Just how much impact cloud has on any M&A does, of course, depend on the organisations being merged – plus a host of IT-related factors ranging from the existing infrastructures to the new infrastructure being created. Cloud technologies and techniques make some IT-related aspects of M&A easier to manage but they are not without challenges: off-boarding employees from SaaS applications is not always straightforward, for example. The analyst Gartner reports that when employees leave a company, the HR department can struggle to revoke their cloud access and their corporate network access at the same time where SaaS providers do not support federated identification.

The hybrid set-ups that are increasingly the norm can create other challenges too, because they way they are built can impact on how easily they can be integrated post M&A. One company could chose to build its private cloud using open source APIs (from Eucalyptus Systems, for example) and virtualisation software (from VMware, for example), so that they are compatible with the public cloud services provided by Amazon EC2 and Verizon (and an internal call for a VM server or cloud storage, for example, won’t need to be changed if an application moves from the private to the public cloud); another organisation might take a different approach.

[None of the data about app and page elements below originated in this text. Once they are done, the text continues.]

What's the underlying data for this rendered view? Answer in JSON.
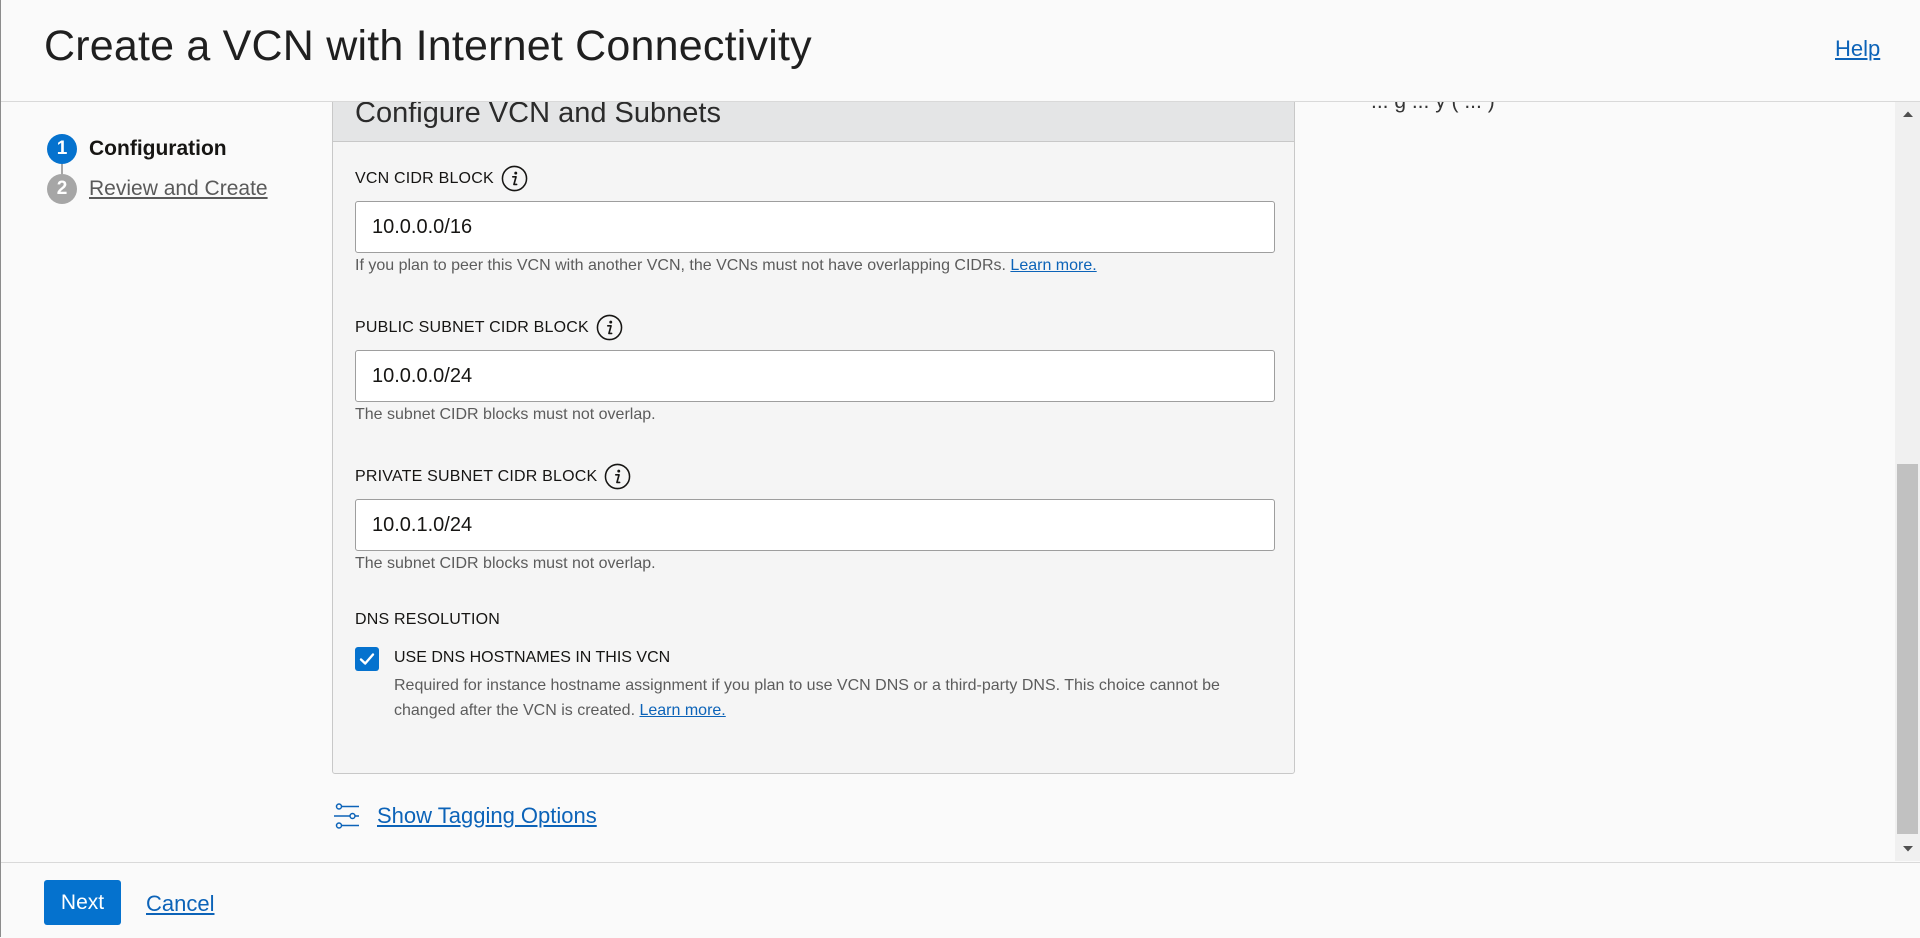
{
  "header": {
    "title": "Create a VCN with Internet Connectivity",
    "help_label": "Help"
  },
  "steps": [
    {
      "number": "1",
      "label": "Configuration",
      "state": "current"
    },
    {
      "number": "2",
      "label": "Review and Create",
      "state": "pending"
    }
  ],
  "partial_text": "... g ... y ( ... )",
  "panel": {
    "title": "Configure VCN and Subnets",
    "vcn_cidr": {
      "label": "VCN CIDR BLOCK",
      "value": "10.0.0.0/16",
      "help": "If you plan to peer this VCN with another VCN, the VCNs must not have overlapping CIDRs.",
      "help_link": "Learn more."
    },
    "public_subnet": {
      "label": "PUBLIC SUBNET CIDR BLOCK",
      "value": "10.0.0.0/24",
      "help": "The subnet CIDR blocks must not overlap."
    },
    "private_subnet": {
      "label": "PRIVATE SUBNET CIDR BLOCK",
      "value": "10.0.1.0/24",
      "help": "The subnet CIDR blocks must not overlap."
    },
    "dns": {
      "section_label": "DNS RESOLUTION",
      "checkbox_label": "USE DNS HOSTNAMES IN THIS VCN",
      "checked": true,
      "description": "Required for instance hostname assignment if you plan to use VCN DNS or a third-party DNS. This choice cannot be changed after the VCN is created.",
      "learn_more": "Learn more."
    }
  },
  "tagging": {
    "label": "Show Tagging Options",
    "icon": "sliders-icon"
  },
  "footer": {
    "next_label": "Next",
    "cancel_label": "Cancel"
  },
  "colors": {
    "accent": "#0572ce",
    "link": "#0c63b8",
    "panel_bg": "#f5f5f5",
    "panel_header_bg": "#e4e5e6"
  }
}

The advantages of using cloud can also be dependent on the organisations being merged or acquired, as Dassault Systèmes found in 2010 when it bought part of the product lifecycle management business of IBM. ‘We were able to move the funds overnight in 27 countries and move very fast and close the deal,’ recalls John Colleemallay, director of treasury and financing at Dassault Systèmes, which was helped by its standardisation on SaaS treasury software (from Kyriba) and SWIFT messaging for bank transactions, as this supported centralised cash pooling and a reduction in the number of bank relationships the group needs to sustain.

So, while cloud techniques and technologies can have a significant impact on the success of any post M&A project to integrate information and communications infrastructures, how extensive this is, will depend on the organisations involved in the M&A, their existing IT infrastructures, their planned post merger IT infrastructure, and how effectively they utilise the integration tools at their disposal – and how thoroughly they perform their pre-M&A due diligence. The following points remain significant in the success (or otherwise) of the post-merger IT implementation whatever mixture of on premise systems and public, private and hybrid cloud resources comprises the infrastructures involved:

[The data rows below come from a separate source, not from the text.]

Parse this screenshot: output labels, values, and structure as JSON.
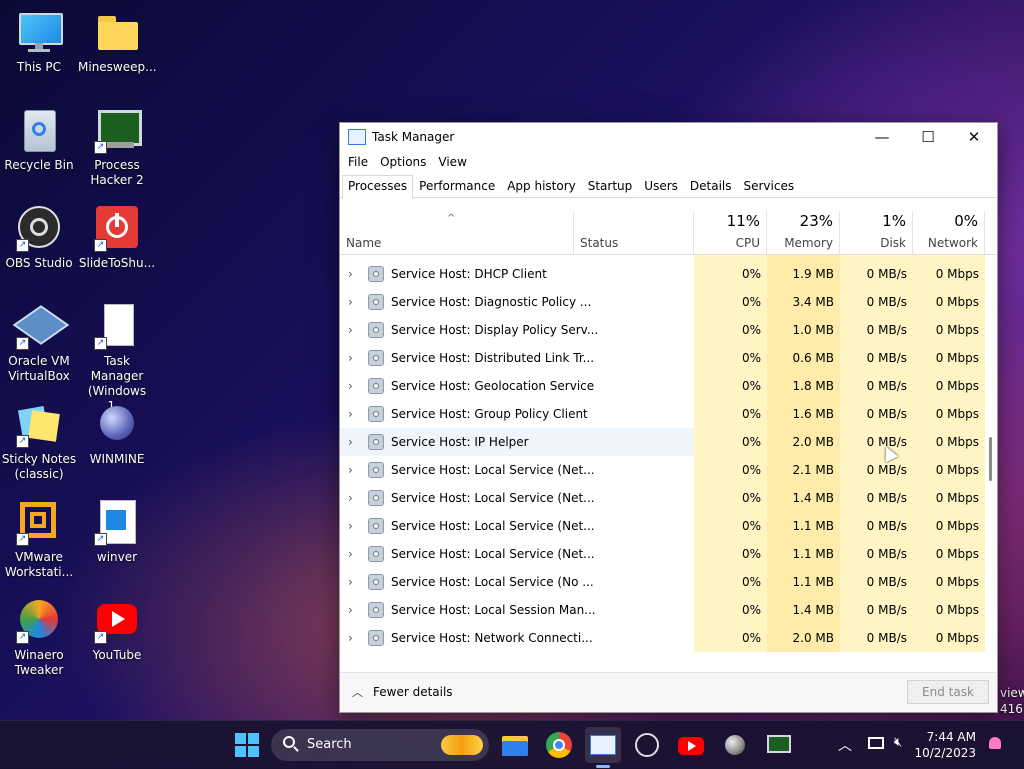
{
  "desktop": {
    "icons": [
      {
        "label": "This PC"
      },
      {
        "label": "Minesweep..."
      },
      {
        "label": "Recycle Bin"
      },
      {
        "label": "Process Hacker 2"
      },
      {
        "label": "OBS Studio"
      },
      {
        "label": "SlideToShu..."
      },
      {
        "label": "Oracle VM VirtualBox"
      },
      {
        "label": "Task Manager (Windows 1..."
      },
      {
        "label": "Sticky Notes (classic)"
      },
      {
        "label": "WINMINE"
      },
      {
        "label": "VMware Workstati..."
      },
      {
        "label": "winver"
      },
      {
        "label": "Winaero Tweaker"
      },
      {
        "label": "YouTube"
      }
    ],
    "bg_text_1": "view",
    "bg_text_2": "416"
  },
  "window": {
    "title": "Task Manager",
    "minimize_glyph": "—",
    "maximize_glyph": "☐",
    "close_glyph": "✕",
    "menu": [
      "File",
      "Options",
      "View"
    ],
    "tabs": [
      "Processes",
      "Performance",
      "App history",
      "Startup",
      "Users",
      "Details",
      "Services"
    ],
    "active_tab": "Processes"
  },
  "columns": {
    "name": "Name",
    "status": "Status",
    "cpu": {
      "pct": "11%",
      "label": "CPU"
    },
    "memory": {
      "pct": "23%",
      "label": "Memory"
    },
    "disk": {
      "pct": "1%",
      "label": "Disk"
    },
    "network": {
      "pct": "0%",
      "label": "Network"
    },
    "sort_arrow": "^"
  },
  "processes": [
    {
      "name": "Service Host: DHCP Client",
      "cpu": "0%",
      "memory": "1.9 MB",
      "disk": "0 MB/s",
      "network": "0 Mbps"
    },
    {
      "name": "Service Host: Diagnostic Policy ...",
      "cpu": "0%",
      "memory": "3.4 MB",
      "disk": "0 MB/s",
      "network": "0 Mbps"
    },
    {
      "name": "Service Host: Display Policy Serv...",
      "cpu": "0%",
      "memory": "1.0 MB",
      "disk": "0 MB/s",
      "network": "0 Mbps"
    },
    {
      "name": "Service Host: Distributed Link Tr...",
      "cpu": "0%",
      "memory": "0.6 MB",
      "disk": "0 MB/s",
      "network": "0 Mbps"
    },
    {
      "name": "Service Host: Geolocation Service",
      "cpu": "0%",
      "memory": "1.8 MB",
      "disk": "0 MB/s",
      "network": "0 Mbps"
    },
    {
      "name": "Service Host: Group Policy Client",
      "cpu": "0%",
      "memory": "1.6 MB",
      "disk": "0 MB/s",
      "network": "0 Mbps"
    },
    {
      "name": "Service Host: IP Helper",
      "cpu": "0%",
      "memory": "2.0 MB",
      "disk": "0 MB/s",
      "network": "0 Mbps"
    },
    {
      "name": "Service Host: Local Service (Net...",
      "cpu": "0%",
      "memory": "2.1 MB",
      "disk": "0 MB/s",
      "network": "0 Mbps"
    },
    {
      "name": "Service Host: Local Service (Net...",
      "cpu": "0%",
      "memory": "1.4 MB",
      "disk": "0 MB/s",
      "network": "0 Mbps"
    },
    {
      "name": "Service Host: Local Service (Net...",
      "cpu": "0%",
      "memory": "1.1 MB",
      "disk": "0 MB/s",
      "network": "0 Mbps"
    },
    {
      "name": "Service Host: Local Service (Net...",
      "cpu": "0%",
      "memory": "1.1 MB",
      "disk": "0 MB/s",
      "network": "0 Mbps"
    },
    {
      "name": "Service Host: Local Service (No ...",
      "cpu": "0%",
      "memory": "1.1 MB",
      "disk": "0 MB/s",
      "network": "0 Mbps"
    },
    {
      "name": "Service Host: Local Session Man...",
      "cpu": "0%",
      "memory": "1.4 MB",
      "disk": "0 MB/s",
      "network": "0 Mbps"
    },
    {
      "name": "Service Host: Network Connecti...",
      "cpu": "0%",
      "memory": "2.0 MB",
      "disk": "0 MB/s",
      "network": "0 Mbps"
    }
  ],
  "footer": {
    "fewer_details": "Fewer details",
    "end_task": "End task"
  },
  "taskbar": {
    "search_label": "Search",
    "time": "7:44 AM",
    "date": "10/2/2023"
  },
  "colors": {
    "cpu_bg": "#fff4c4",
    "memory_bg": "#ffecab",
    "selected_row": "#f0f5fb"
  }
}
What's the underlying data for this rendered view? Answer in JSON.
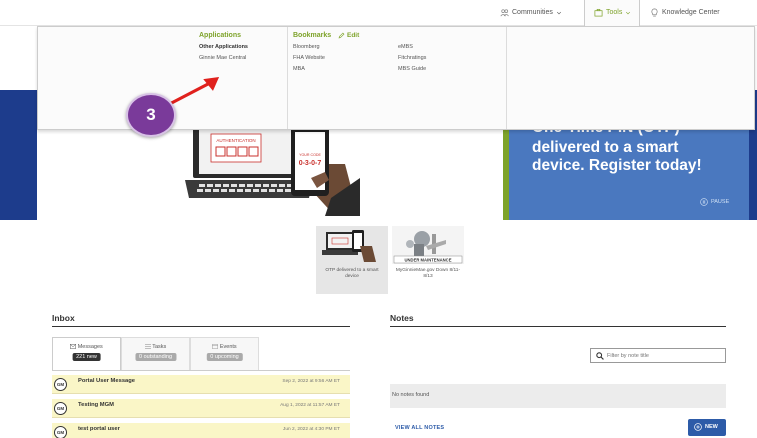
{
  "topbar": {
    "communities": "Communities",
    "tools": "Tools",
    "knowledge_center": "Knowledge Center"
  },
  "mega_menu": {
    "applications": {
      "heading": "Applications",
      "items": [
        "Other Applications",
        "Ginnie Mae Central"
      ]
    },
    "bookmarks": {
      "heading": "Bookmarks",
      "edit_label": "Edit",
      "col1": [
        "Bloomberg",
        "FHA Website",
        "MBA"
      ],
      "col2": [
        "eMBS",
        "Fitchratings",
        "MBS Guide"
      ]
    }
  },
  "hero": {
    "headline_lines": [
      "One-Time PIN (OTP)",
      "delivered to a smart",
      "device. Register today!"
    ],
    "pause_label": "PAUSE",
    "device_text": {
      "authentication": "AUTHENTICATION",
      "your_code": "YOUR CODE",
      "code": "0-3-0-7"
    }
  },
  "thumbnails": [
    {
      "caption": "OTP delivered to a smart device"
    },
    {
      "caption": "MyGinnieMae.gov Down 8/11-8/13",
      "sign": "UNDER MAINTENANCE"
    }
  ],
  "inbox": {
    "title": "Inbox",
    "tabs": [
      {
        "label": "Messages",
        "badge": "221 new"
      },
      {
        "label": "Tasks",
        "badge": "0 outstanding"
      },
      {
        "label": "Events",
        "badge": "0 upcoming"
      }
    ],
    "messages": [
      {
        "avatar": "GM",
        "title": "Portal User Message",
        "date": "Sep 2, 2022 at 9:56 AM ET"
      },
      {
        "avatar": "GM",
        "title": "Testing MGM",
        "date": "Aug 1, 2022 at 11:57 AM ET"
      },
      {
        "avatar": "GM",
        "title": "test portal user",
        "date": "Jun 2, 2022 at 4:30 PM ET"
      }
    ]
  },
  "notes": {
    "title": "Notes",
    "filter_placeholder": "Filter by note title",
    "empty_text": "No notes found",
    "view_all": "VIEW ALL NOTES",
    "new_label": "NEW"
  },
  "annotation": {
    "step_number": "3"
  },
  "colors": {
    "accent_green": "#7ea32a",
    "hero_blue": "#4a78bf",
    "navy": "#1d3c8c",
    "link_blue": "#2d5ba8",
    "step_purple": "#7a3a9a",
    "arrow_red": "#e0211d",
    "inbox_row": "#faf6c7"
  }
}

  • The questions that get asked about IT during pre-M&A due diligence are at least as important as the answers.
  • IT is an organisational bellwether. If it isn’t providing the information the organisation needs pre-M&A, then post-M&A integration will be the least of your problems.
  • The quality of information and how well it is used in managing and running the companies are critical factors in the functioning of the post-M&A entity.
  • Larger companies typically force their IT systems onto smaller acquisitions but cloud means that the status quo can be trumped by agility and adaptability.
  • M&As are an opportunity to gain competitive advantage by creating a more flexible, efficient and cost-effective IT operation and service model.

Lesley Meall is a freelance journalist and editor. She has been writing about accountancy, business and technology for more years than she cares to remember, and before this, at some point in the dim and distant past, she used to be a software engineer.